Among the many theories about what a large, upright, fur-covered creature seen in various sizes and setting around the world might be, one that doesn’t get much attention is the idea that Bigfoot/Yeti/Sasquatch might be a giant sloth. Extinct for far less time than Gigantopithecus, the giant ape also considered to be a possibility, belief in the non-extinction of one or more “Oreomylodon wegneri” in deep hiding doesn’t get as much airplay. Perhaps it will now, as paleontologists working in Ecuador have uncovered remains of what they’ve determined to be a new species of the ‘South American Yeti' or Bigfoot that adapted to mountain living. Could it have adapted well enough to live until today?
"This new species has previously unknown characteristics, especially in its wide snout, adapted so that this animal can withstand the low temperatures and the mountain climate.”
In a press release by AgenciaCTys, the Institute of media for the National University of La Matanza in Argentina, Dr. Luciano Brambilla, a researcher at the Centre for Interdisciplinary Studies at the University of Rosario (Argentina) and CONICET (National Council for Scientific and Technical Research), announced the recent discovery of numerous skulls across central and northern Ecuador, along with bones that enabled researchers to assemble a complete body of this new form of giant sloth that conceivably crossed paths with humans before going extinct 10,000 years ago. Or did they? (Video here.) (Photos here.)
There have been reports over the years of a creature living in Guyana called the Didi – enough that an expedition by the U.K.’s Center for Fortean Zoology mounted an expedition in 2007. They heard many accounts of fur-covered humanoids, but the descriptions and reports of usage of tools led them away from the sloth towards an ape-like creature. No concrete evidence was found. Research into giant sloths in Patagonia found strong evidence that the creatures lived at the same time as humans and may have been hunted into extinction by them – with help from climate change. Specifically, a warmer climate allowed humans to hunt for longer periods and kill more giant sloths who were being driven from their hiding places by changes in foliage caused by climate change. Did the creatures in Guyana manage to survive humans AND climate change?
"The finding of three examples in the same place makes us think that these animals lived in herds, a completely new fact for all terrestrial sloths."
Dr. Román Carrión, lead author of the study published in the Journal of Vertebrate Paleontology, reveals the new data which could explain alleged recent sightings. Living in groups, something new in giant sloths, could have helped them resist humans by group cooperation (then again, look what that did for the American bison), while the skulls show a unique wider snout that evolved to help them breath in more air and moisten its dryness. Was that enough to allow them to survive in areas humans could not? Could it have allowed them to escape saber-tooth tigers and other predators?
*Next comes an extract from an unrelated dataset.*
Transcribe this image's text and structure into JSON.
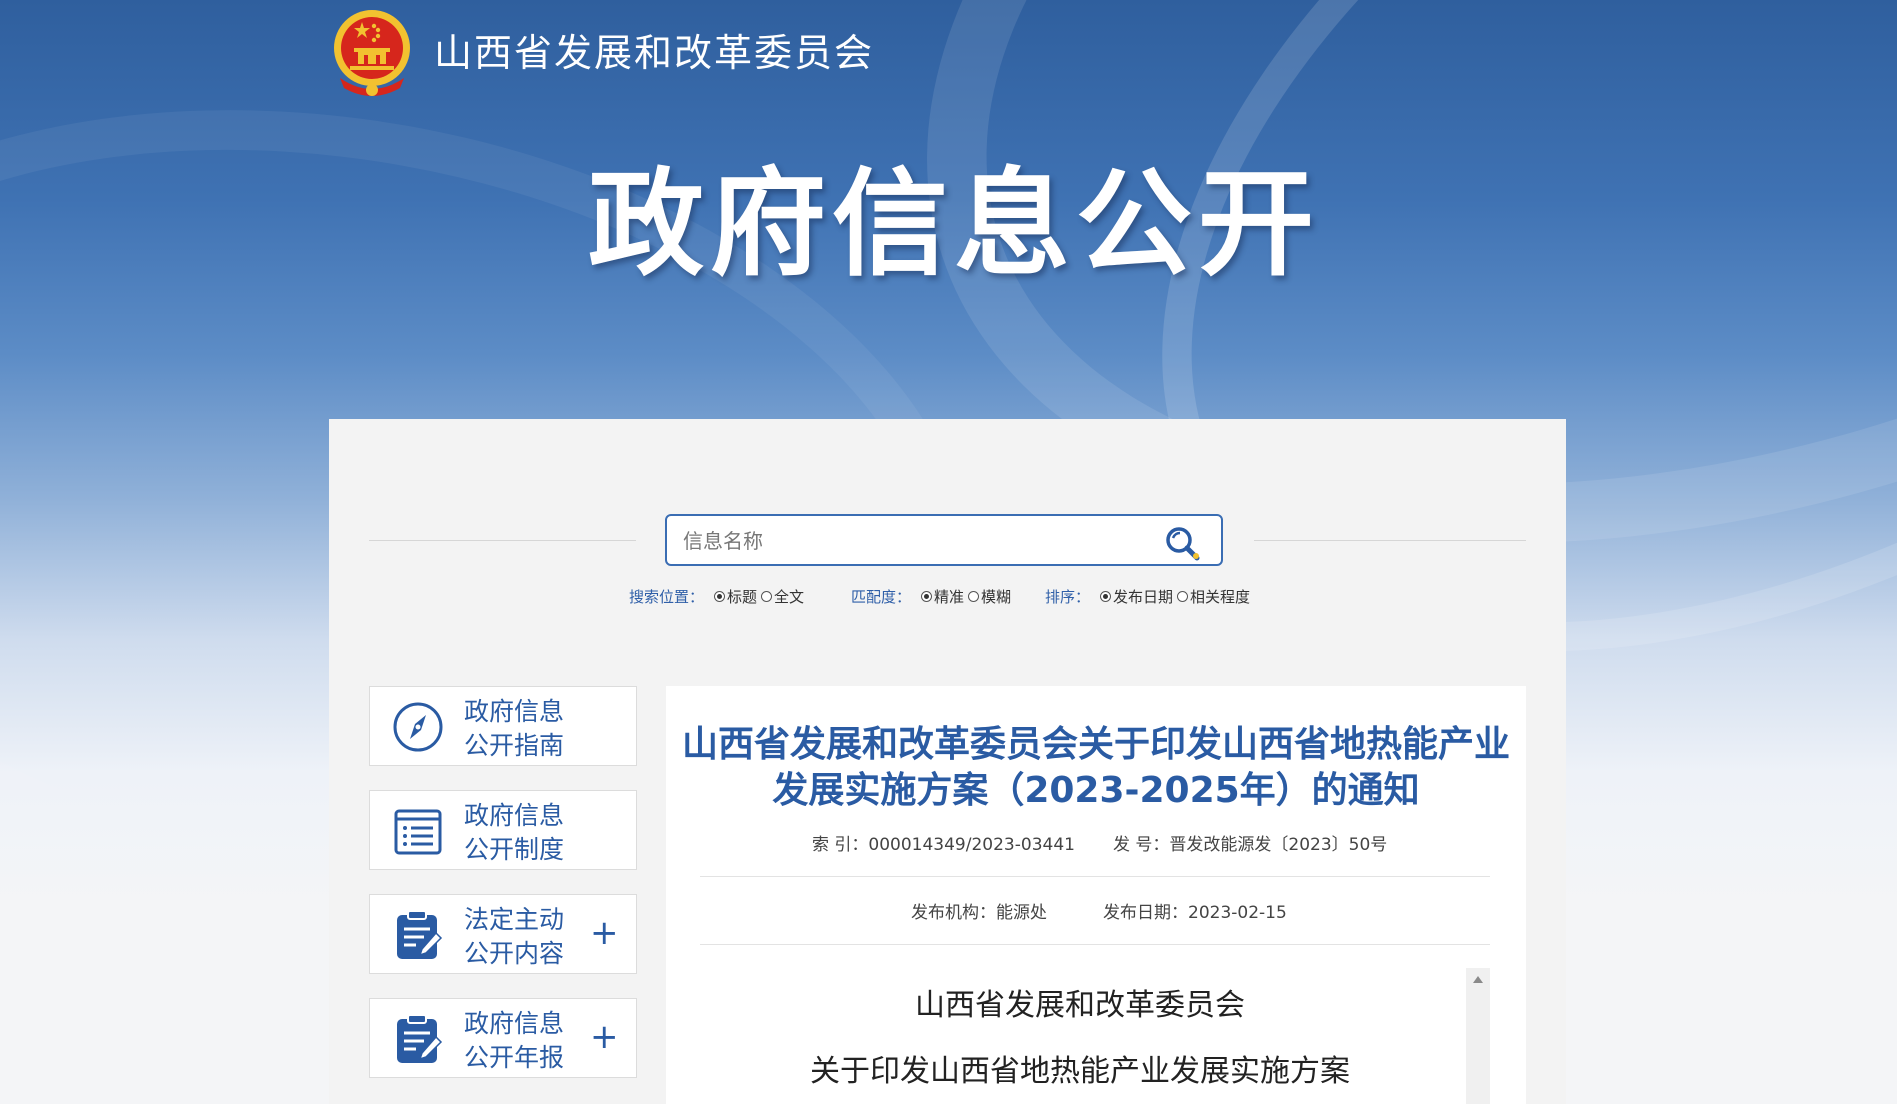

The new research is proof of the existence 10,000 years ago of the Oreomylodon wegneri. Does it prove that this is the South American Yeti? That would thrill cryptozoologists, not to mention those wondering anything will help humans and animals survive climate change.